"The work of Hans Eijkelboom is always about the relationship between the individual and the mass – ‘mass’ both in the sense of ‘a lot of people’, and of everything we encounter on a daily basis, and which we are part of. A world to which we must relate if we are to live in it. The way we do this and the way it appears is the essence of his work.
For Eijkelboom, photography is the collection of moments to be arranged in order at a later date. He sees the photograph as leaving the chaos and absurdity of the world intact, a frozen moment that can also become part of an ordered arrangement or collection.
Eijkelboom works in the street, the constantly changing territory which connects us, and which is part of the process that forms our culture. The city fulfils an increasingly important role in this, and it seems almost impossible to escape from trends, social pressures and zeitgeist. Eijkelboom’s work is about us all: people struggling with a deep longing for individual identity, in a society that strives for conformism. It would seem to be a losing battle."
120 pages - Hardcover, Swiss binding
Dewi Lewis Publishing, 2015
New - Mint condition
Warning: Last books in stock!
Publisher's presentation: "As a small boy, John Comino-James stood in school cap and Sunday suit to have his snapshot taken under flags put up for Queen Elizabeth's Coronation. The resultant photograph resonates with an England long since disappeared, yet still fertile in the imagination. That sense of how that England has changed is the focus in John...

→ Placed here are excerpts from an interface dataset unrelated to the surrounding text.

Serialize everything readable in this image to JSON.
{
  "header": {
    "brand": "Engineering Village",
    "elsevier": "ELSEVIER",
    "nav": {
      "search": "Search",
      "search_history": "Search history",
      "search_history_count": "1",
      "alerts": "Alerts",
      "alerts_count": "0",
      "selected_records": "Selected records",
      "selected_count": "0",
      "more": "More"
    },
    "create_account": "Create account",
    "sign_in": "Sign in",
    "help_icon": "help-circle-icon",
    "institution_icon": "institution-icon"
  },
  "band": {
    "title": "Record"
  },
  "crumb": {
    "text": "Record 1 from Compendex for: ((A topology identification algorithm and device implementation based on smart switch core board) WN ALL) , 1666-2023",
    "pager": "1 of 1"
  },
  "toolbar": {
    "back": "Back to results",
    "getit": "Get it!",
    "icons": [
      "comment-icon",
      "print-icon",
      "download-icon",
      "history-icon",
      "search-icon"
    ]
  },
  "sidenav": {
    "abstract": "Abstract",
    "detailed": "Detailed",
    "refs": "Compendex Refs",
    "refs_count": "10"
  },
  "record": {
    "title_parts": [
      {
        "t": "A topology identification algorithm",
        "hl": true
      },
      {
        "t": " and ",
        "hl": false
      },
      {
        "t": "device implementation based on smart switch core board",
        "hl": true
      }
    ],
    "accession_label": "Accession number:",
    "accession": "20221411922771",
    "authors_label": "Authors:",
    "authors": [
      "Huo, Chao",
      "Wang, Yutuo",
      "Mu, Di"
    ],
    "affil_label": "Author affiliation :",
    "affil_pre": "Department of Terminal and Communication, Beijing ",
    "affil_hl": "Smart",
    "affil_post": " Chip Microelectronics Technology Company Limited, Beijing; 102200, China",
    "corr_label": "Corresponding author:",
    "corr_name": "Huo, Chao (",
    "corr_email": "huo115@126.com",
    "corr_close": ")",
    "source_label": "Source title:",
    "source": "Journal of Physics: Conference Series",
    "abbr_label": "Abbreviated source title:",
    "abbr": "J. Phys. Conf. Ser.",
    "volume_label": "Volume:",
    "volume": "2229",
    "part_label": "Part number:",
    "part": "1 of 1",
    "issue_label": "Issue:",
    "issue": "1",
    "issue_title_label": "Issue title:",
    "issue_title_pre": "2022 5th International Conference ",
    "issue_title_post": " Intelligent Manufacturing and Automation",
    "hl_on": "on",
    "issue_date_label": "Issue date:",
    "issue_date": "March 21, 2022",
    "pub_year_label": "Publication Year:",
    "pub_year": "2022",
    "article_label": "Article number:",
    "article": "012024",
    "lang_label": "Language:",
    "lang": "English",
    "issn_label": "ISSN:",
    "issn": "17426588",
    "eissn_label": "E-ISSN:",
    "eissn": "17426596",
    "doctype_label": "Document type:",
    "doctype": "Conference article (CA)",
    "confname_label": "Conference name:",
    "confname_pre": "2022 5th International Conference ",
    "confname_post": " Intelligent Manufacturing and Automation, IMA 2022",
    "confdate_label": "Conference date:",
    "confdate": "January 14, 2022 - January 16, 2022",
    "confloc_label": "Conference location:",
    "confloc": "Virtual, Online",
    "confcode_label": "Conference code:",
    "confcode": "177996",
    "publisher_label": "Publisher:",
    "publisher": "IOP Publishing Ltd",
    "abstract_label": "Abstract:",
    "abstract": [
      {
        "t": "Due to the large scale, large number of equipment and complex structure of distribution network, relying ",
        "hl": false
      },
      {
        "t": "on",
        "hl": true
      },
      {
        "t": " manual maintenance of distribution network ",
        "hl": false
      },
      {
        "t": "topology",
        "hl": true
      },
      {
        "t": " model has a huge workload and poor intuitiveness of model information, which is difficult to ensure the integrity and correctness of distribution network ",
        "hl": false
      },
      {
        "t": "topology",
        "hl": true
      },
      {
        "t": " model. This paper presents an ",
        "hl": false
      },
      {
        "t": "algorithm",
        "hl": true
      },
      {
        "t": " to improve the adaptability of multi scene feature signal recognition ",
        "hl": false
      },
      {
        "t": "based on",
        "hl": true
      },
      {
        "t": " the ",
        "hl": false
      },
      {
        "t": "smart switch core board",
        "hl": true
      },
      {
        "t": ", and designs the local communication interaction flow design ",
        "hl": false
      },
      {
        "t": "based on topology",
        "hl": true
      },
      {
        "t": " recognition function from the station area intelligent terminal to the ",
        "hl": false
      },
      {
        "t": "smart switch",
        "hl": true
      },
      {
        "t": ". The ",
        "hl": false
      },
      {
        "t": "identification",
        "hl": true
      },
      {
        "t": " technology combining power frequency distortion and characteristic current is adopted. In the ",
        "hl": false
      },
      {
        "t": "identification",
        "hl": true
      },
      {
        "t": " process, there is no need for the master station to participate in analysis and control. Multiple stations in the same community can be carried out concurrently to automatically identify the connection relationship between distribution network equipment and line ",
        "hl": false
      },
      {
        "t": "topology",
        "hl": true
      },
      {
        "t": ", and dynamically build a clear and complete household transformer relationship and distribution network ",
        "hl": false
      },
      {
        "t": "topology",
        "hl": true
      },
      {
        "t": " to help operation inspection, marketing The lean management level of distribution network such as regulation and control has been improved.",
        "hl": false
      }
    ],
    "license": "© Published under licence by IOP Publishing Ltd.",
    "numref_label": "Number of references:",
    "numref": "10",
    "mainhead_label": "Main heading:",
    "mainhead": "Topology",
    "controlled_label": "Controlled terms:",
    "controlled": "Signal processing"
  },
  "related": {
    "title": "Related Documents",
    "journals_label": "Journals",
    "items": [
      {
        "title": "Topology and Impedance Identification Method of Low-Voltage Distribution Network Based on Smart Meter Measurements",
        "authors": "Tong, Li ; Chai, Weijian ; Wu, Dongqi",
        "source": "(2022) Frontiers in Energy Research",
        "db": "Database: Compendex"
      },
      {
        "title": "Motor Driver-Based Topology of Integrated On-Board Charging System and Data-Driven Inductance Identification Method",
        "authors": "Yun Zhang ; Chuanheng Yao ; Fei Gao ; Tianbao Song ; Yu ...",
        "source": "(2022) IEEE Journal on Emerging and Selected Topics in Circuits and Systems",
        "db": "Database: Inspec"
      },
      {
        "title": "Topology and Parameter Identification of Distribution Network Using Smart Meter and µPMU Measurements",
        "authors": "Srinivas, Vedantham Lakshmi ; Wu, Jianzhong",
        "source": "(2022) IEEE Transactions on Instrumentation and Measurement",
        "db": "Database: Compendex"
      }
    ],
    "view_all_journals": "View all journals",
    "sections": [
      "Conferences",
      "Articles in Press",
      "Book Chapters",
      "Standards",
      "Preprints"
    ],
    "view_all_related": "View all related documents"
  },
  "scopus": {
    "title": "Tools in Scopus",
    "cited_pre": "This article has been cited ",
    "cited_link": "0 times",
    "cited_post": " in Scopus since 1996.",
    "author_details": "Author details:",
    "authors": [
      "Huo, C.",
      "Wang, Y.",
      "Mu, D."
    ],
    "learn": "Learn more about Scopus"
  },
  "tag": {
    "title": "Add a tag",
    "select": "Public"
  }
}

Publisher's presentation: "A Story of Bears explores personal stories about teddy bears and other stuffed animal toys that become lifelong companions and hold a special place in the lives of their owners. Sylvie Huet rediscovered her own childhood teddy at the age of 49 in a fleamarket. Until then he had lived only as a memory and in family photographs....
.In stock. Publisher's presentation : "Afghan Box Camera documents a living form of photography in danger of disappearing forever. Known as the kamra-e-faoree ("instant camera"), Afghanistan is one of the last places on earth where it has continued to be used by photographers as a way of making a living. Hand-made out of wood, it is a camera and darkroom...